Bested only by Nike in terms of a storied history that evokes strong feelings of nostalgia, Reebok has the best chance of recapturing a spot atop the brand pyramid. Reebok’s sneaker archive is deep and awe-inspiring, which makes their current market standing somewhat surprising.

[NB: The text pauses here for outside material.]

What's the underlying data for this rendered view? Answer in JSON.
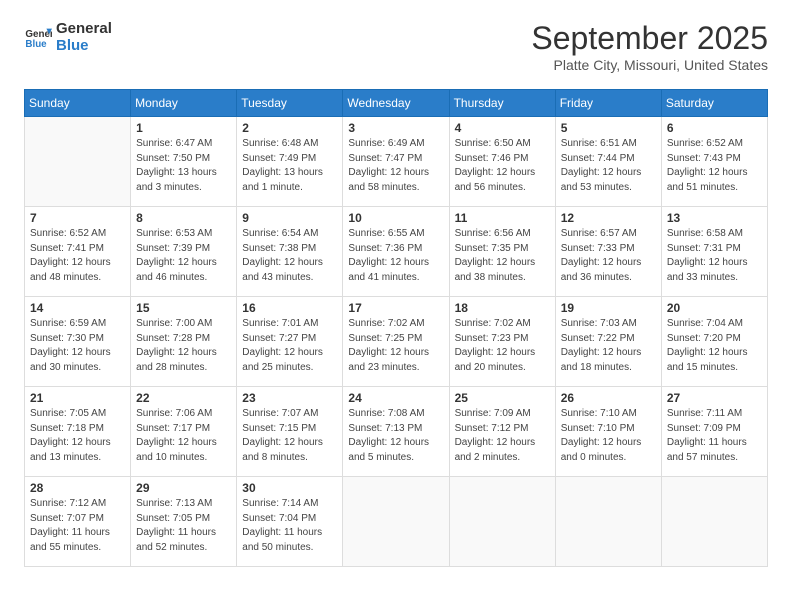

Throughout the 90’s Reebok Basketball was very contentious with Nike’s own basketball arm. With players like Shawn Kemp, Shaquille O’Neal, and the backbone of Reebok Basketball himself, Allen Iverson, Reebok cultivated itself as a highly viable court alternative to everything swoosh. Shoes like the Shaqnosis and the Kamikaze still move many sneakerheads into a slight frenzy as they recall the vicious dunks and jams associated with the sneaker’s namesakes. Allen Iverson’s Question and Answer sneaker series changed the game and ultimately sneaker marketing. Focusing on finesse and quick moves, the Iverson series approached basketball sneakers in a different light, even tagging in hip-hop artist Jadakiss to promote the brands street-borne credentials. These moves in Reebok’s NBA arm created storied and timeless associations with their 90’s basketball silhouettes.

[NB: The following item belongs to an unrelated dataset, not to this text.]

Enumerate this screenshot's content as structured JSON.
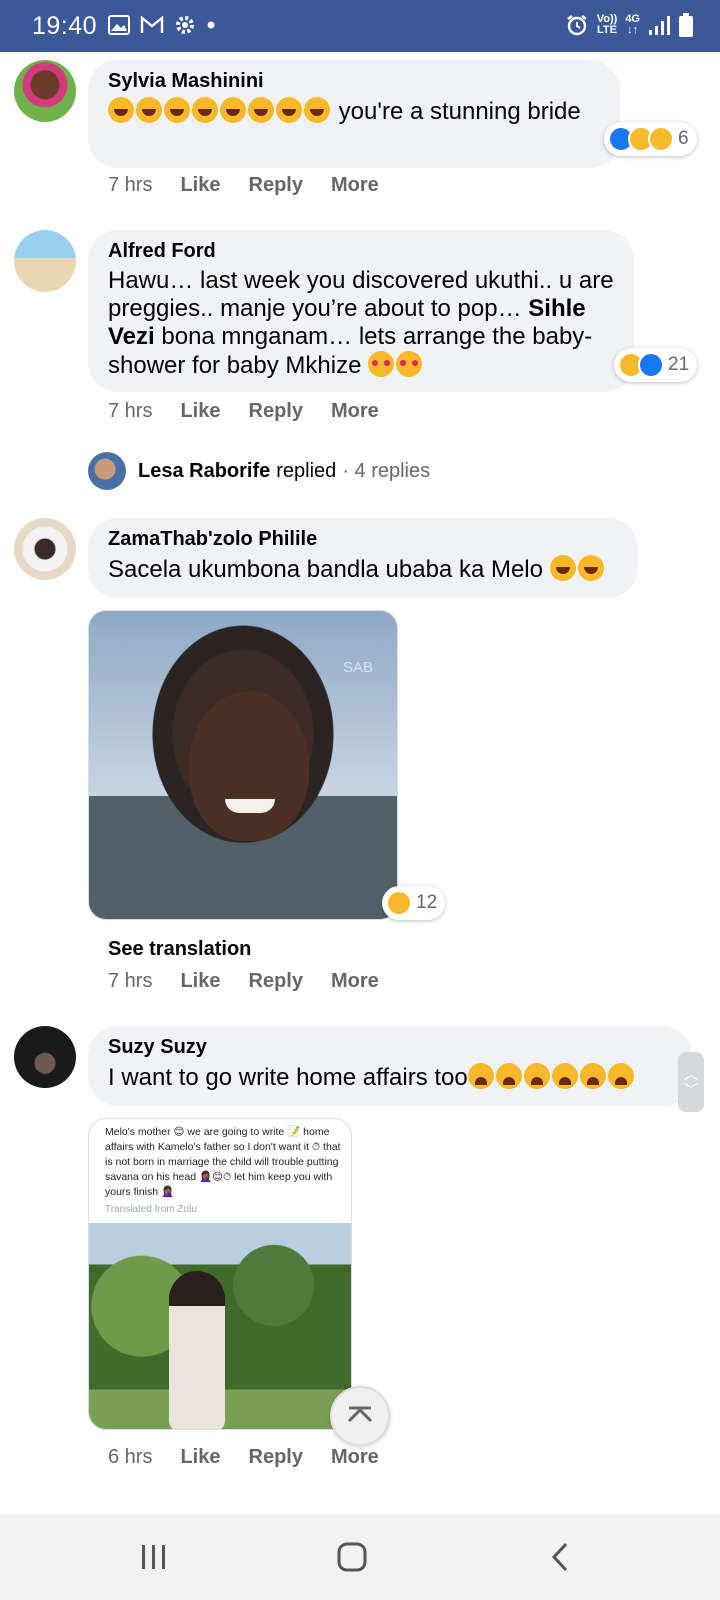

Similarly, Reebok’s lifestyle division has a plethora of historic models. The Club C and Workout are 80’s classics that have seen a reinvigoration with new collaborations and colorways. The Reebok Classic is a true sneaker legend. Very few sneakers can last 30+ years unchanged and still have a strong following in their original guise, but the Classic makes it happen.
Reebok’s missteps lie in it trying to redefine itself with new unpopular models like the Fury series. True success for the brand lies in capitalizing on the nostalgic aspects of its history.

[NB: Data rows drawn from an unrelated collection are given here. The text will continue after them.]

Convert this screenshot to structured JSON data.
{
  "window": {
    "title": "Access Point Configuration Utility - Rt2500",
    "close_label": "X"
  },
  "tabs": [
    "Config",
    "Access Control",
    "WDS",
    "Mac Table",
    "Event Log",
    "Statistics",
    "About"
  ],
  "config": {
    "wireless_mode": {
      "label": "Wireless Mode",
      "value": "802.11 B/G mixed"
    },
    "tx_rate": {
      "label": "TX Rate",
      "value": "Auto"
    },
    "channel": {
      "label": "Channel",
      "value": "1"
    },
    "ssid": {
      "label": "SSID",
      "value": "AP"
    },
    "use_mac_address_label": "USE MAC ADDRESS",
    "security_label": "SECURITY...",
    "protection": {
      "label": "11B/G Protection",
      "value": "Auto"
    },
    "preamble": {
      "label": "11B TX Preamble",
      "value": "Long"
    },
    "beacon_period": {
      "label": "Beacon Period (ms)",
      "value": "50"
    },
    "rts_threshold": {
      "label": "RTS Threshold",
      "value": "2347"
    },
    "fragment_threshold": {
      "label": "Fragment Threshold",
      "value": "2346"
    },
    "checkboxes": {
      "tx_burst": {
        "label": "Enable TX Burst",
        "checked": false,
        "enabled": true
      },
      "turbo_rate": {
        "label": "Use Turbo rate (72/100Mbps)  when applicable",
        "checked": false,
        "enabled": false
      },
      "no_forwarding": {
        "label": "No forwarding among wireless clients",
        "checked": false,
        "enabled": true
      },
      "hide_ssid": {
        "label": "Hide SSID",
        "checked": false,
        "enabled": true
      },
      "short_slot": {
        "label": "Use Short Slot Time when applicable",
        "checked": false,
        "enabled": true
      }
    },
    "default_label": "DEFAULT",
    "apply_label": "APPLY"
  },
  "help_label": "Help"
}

The Life & Death of Boost
2016 dawned and the sneaker world was a flutter. Adidas had dropped a new technology which was available on its new line of lifestyle runners; Boost technology had popped. The NMD and Ultraboost hype “boosted” Adidas into the #2 sneaker spot. Then with a further buoy from Kanye West’s Yeezy line, Adidas was able to strike into the #1 spot, briefly. By mid-2017, boost technology had peaked. Boost fanatics from the year before seemed scarce, and even though Yeezy was pushing the Adidas boat forward, first place was unsustainable.
But what sank the Adidas wave? People claim the Nike marketing arm (as insanely talented as they are) was responsible for a relentless onslaught that caught Adidas off-guard. However, the reality is much simpler. Despite the greatness that is Nike marketing, the quiver in the arrow that killed the Adidas wave was nostalgia.
While boost technology was innovative, comfortable, and for a moment, super cool, it offered no long-lasting feeling of importance. When compared to a bred Air Jordan 1 or an Atmos Air Max 1, the feeling from buying boost is short-lived.
Adidas, while a sneaker powerhouse of the modern era, has a very limited sneaker archive. Adidas’ failure to perpetuate the number one spot for a prolonged period lies in their inability to fully capture the heart of the market outside of the fütbol crowd. Most millennials didn’t grow up coveting sneakers from Adidas. Outside of the Stan Smith and Shelltoes, Adidas’ relevance pre-2000 was limited to the world of soccer.
Someone somewhere is reading this and underestimating the overwhelming power of nostalgia in the sneaker community, but the signs are all around you. In December, Nike’s Jordan Brand division sold out of one million pairs of Air Jordan 11 Concord’s and similarly sold six-figures numbers of their Infrared Air Jordan 6 over the past two weeks. Each week classic Jordan silhouettes are introduced in new, unimpressive colorways with less than premium materials and still sell in numbers that would embarrass even the most ambitious new silhouettes, that is the power of nostalgia.
Written by: David Blackmon